Data about app and page elements
---
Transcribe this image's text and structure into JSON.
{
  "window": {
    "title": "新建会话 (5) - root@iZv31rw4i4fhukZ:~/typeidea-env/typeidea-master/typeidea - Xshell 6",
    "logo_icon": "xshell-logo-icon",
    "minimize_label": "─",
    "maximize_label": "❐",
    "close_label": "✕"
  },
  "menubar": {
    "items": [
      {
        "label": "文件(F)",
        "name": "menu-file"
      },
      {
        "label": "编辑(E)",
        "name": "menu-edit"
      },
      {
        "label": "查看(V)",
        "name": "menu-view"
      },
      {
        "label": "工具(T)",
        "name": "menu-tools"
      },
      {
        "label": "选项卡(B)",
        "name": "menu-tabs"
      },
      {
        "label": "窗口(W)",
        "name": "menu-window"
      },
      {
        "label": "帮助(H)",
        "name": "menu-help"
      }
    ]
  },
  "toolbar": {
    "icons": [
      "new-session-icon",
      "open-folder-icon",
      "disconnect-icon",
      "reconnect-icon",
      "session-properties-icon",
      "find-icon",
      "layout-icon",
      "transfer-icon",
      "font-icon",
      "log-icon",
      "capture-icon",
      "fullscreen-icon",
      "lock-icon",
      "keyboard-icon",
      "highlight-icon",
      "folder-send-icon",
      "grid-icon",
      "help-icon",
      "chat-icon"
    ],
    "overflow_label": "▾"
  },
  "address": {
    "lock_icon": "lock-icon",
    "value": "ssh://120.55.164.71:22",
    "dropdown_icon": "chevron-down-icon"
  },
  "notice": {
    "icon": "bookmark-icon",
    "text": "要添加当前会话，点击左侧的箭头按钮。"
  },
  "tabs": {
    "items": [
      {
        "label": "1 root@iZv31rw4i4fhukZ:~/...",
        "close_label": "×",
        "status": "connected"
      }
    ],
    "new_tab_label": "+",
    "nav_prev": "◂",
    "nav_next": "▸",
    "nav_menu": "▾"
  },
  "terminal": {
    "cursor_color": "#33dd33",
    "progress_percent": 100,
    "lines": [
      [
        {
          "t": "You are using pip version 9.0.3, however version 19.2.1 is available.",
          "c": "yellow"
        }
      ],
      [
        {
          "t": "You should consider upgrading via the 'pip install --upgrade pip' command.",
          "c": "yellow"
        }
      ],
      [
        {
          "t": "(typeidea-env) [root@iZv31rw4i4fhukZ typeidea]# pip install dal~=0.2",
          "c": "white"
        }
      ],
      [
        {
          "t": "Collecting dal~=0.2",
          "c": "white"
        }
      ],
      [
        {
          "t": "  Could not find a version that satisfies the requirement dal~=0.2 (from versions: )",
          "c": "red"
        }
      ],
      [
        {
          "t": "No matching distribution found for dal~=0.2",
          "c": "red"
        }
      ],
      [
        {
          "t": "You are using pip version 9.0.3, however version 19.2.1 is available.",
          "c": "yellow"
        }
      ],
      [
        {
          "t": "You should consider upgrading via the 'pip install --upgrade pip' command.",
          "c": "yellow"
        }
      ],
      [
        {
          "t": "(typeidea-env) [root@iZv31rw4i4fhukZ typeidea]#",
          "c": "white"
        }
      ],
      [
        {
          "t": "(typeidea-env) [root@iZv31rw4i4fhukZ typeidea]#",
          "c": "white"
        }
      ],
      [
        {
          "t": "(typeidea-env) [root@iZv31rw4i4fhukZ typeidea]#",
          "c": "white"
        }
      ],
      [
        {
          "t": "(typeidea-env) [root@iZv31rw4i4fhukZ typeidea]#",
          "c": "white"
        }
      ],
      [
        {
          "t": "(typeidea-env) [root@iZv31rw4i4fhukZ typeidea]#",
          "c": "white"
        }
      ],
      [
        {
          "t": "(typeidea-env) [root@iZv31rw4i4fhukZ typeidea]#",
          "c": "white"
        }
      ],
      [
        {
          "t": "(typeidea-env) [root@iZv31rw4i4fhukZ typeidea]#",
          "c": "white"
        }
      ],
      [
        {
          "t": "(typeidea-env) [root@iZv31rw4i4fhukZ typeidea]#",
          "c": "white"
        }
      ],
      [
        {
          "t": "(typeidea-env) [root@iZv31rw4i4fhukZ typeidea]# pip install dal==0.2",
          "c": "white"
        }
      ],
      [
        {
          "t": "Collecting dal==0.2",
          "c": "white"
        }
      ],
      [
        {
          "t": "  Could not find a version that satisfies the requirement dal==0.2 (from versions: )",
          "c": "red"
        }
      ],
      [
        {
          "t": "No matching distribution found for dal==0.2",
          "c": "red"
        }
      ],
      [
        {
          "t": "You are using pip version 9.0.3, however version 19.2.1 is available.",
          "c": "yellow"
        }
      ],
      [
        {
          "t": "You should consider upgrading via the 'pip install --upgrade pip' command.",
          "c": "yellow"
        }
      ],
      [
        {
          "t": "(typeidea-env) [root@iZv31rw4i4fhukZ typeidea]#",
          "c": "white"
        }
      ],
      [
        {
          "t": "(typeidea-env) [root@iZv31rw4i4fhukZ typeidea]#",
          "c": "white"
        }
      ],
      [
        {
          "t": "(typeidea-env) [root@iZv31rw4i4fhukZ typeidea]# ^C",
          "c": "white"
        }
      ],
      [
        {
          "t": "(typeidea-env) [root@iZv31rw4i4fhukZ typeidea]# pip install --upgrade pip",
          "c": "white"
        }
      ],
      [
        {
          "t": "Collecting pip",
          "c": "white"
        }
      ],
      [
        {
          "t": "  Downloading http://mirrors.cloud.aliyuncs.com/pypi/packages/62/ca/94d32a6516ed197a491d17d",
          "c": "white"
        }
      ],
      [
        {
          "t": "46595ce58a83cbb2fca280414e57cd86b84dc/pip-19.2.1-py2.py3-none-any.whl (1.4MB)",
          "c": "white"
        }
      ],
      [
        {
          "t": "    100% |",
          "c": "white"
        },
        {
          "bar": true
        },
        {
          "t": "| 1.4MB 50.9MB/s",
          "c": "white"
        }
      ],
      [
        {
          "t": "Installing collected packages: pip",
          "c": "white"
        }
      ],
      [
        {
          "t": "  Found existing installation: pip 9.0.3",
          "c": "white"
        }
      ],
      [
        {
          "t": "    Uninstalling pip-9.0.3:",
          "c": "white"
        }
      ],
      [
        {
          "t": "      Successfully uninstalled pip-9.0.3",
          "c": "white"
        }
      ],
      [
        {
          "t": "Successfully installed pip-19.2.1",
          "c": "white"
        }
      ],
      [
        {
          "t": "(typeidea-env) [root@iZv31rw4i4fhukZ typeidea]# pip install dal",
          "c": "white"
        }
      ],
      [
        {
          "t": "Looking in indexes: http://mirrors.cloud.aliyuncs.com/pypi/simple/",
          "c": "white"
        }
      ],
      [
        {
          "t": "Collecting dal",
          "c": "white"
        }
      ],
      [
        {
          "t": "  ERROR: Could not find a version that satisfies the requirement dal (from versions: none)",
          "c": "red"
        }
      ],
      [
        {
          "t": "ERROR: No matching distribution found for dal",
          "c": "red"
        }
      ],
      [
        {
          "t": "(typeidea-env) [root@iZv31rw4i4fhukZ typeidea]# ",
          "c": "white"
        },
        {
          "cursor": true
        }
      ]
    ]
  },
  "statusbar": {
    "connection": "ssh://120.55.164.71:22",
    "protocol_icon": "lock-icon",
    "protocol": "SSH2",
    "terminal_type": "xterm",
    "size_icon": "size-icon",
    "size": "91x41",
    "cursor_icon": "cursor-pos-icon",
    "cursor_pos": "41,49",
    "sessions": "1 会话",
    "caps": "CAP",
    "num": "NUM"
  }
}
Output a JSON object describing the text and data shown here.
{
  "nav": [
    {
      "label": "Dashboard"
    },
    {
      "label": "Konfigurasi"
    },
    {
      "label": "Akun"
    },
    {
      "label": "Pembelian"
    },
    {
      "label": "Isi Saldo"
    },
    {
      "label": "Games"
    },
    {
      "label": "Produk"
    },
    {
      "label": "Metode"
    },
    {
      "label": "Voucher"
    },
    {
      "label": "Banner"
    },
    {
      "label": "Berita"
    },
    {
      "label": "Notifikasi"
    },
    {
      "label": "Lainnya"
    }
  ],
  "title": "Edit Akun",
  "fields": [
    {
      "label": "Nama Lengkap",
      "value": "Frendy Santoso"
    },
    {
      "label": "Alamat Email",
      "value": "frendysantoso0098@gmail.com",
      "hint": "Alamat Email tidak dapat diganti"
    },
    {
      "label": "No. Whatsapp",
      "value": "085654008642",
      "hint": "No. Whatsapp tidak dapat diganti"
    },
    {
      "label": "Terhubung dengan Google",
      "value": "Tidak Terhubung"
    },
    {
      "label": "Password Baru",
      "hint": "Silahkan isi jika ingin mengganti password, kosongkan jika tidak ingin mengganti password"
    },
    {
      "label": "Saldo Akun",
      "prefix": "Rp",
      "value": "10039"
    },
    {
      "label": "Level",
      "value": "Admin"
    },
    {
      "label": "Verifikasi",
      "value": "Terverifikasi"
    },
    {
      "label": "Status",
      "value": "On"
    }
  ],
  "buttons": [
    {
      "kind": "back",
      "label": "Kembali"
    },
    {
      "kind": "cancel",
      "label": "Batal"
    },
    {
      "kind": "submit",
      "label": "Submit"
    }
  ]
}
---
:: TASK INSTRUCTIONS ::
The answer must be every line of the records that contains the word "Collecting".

:: FINISHED TASK ::
          "t": "Collecting dal~=0.2",
          "t": "Collecting dal==0.2",
          "t": "Collecting pip",
          "t": "Collecting dal",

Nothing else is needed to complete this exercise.